Note: Quotations from the poems, translated by Margaret Walker, are from Po Šumama i Gorama, Pjesme Boraca Narodnooslobodilačkog Rata [Through Forests and Mountains, poems of the fighters in the war of national liberation], published in Zagreb in 1952.

 ~

Margaret Walker is a teacher. She has a Bachelor of Science degree from the University of Sydney, and diplomas in Education and Professional Communication. Her short stories have been published in Australia and England.  Visit her author website at:  https://www.mwalkeristra.com.

Thursday, January 06, 2022

The Last Rose of Shanghai by Weina Dai Randel, an epic love story set in Japanese-occupied Shanghai

Set amid the maelstrom that was Japanese-occupied Shanghai beginning in 1940, Weina Dai Randel’s third novel is charged with incident and emotion matching its setting. It reads as if the author poured every ounce of creativity and feeling into her writing, and based on her comments at the end, this was the case.

At its essence, The Last Rose of Shanghai (named after the female lead’s favorite jazz song) tells the love story between Aiyi Shao, a young, sophisticated heiress who owns a nightclub called One Hundred Joys, and Ernest Reismann, the Jewish pianist she hires to attract new customers to her once-popular venue.

Ernest is newly arrived by ship from Nazi Germany with his younger sister, Miriam, and desperate for work after learning that Shanghai – the only port not requiring an entry visa – is flooded with other refugees. His foreignness is the problem, not specifically his religion; many Shanghainese, including Aiyi, are unaware of the antisemitism over in Europe. That remains true until it isn’t. When Japan forms an alliance with Germany, the Britons in Shanghai’s International Settlement become the enemy, and restrictions eventually tighten against the Jews.

The backgrounds of Aiyi and Ernest are gradually layered: she is reluctantly engaged to her conservative cousin, Cheng, yet despite her independent streak, she understands the importance of family.
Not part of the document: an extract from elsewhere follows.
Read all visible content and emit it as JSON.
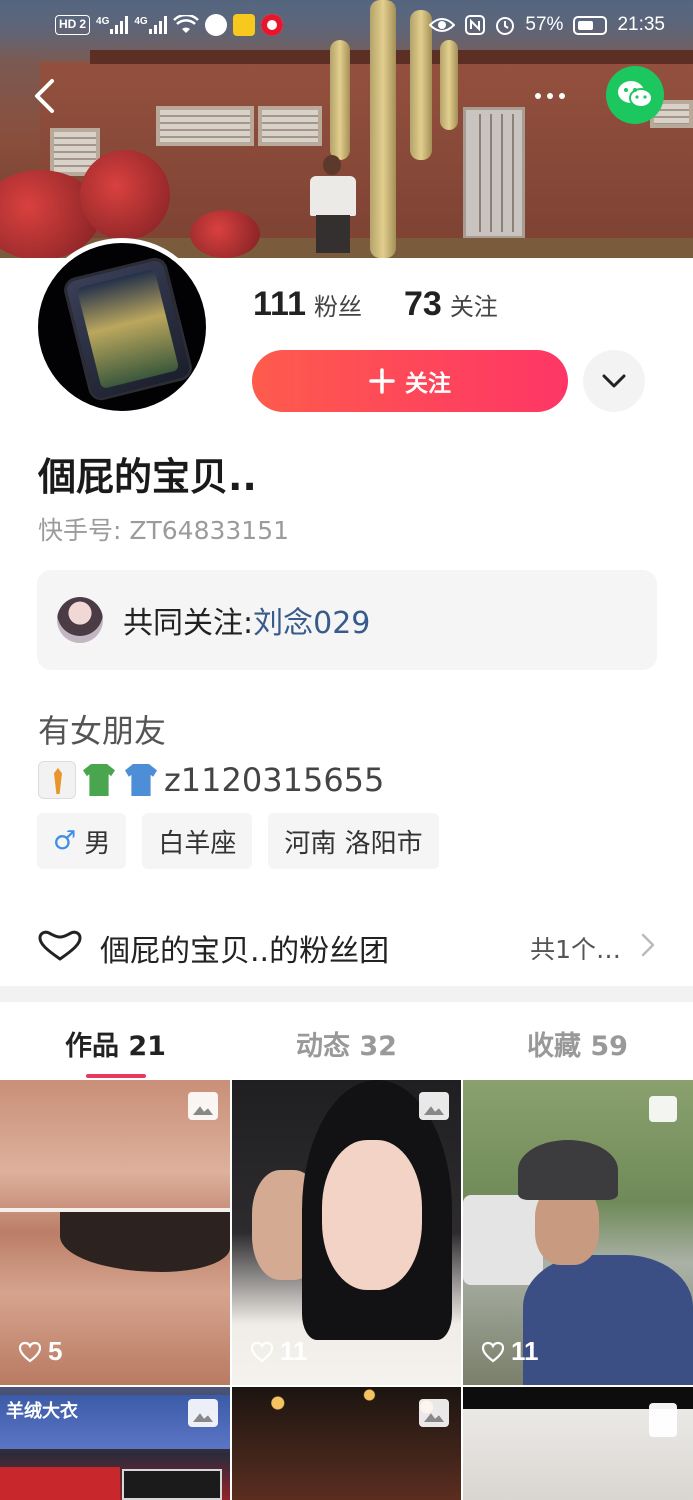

Ernest faithfully sends funds home for his parents to join him, not realizing until later that his efforts are futile (of course, the reader knows this). Their love affair is fiery and necessarily furtive. These passionate characters are flawed individuals who sometimes act out of selfishness, but with the world stacked against them in so many ways, it’s easy to root for their happiness.

The historical background comes alive with full-bodied color and sound, plenty of twists in the action, and brilliantly painted word-images: “… all of us Chinese in Shanghai were like trapped fish in a sunless marsh. To avoid the hook of death and go on living, we had no choice but to remain unseen under water,” Aiyi says. The author also weaves in cultural information, like the tones used to pronounce Aiyi’s name correctly (which Ernest never quite masters) and the bat mitzvah ceremony young Miriam prepares for. Anyone seeking an original focus on the frequently dramatized WWII era should pick up this book for a gripping emotional journey.

The Last Rose of Shanghai was published by Lake Union in 2021; I read it from NetGalley.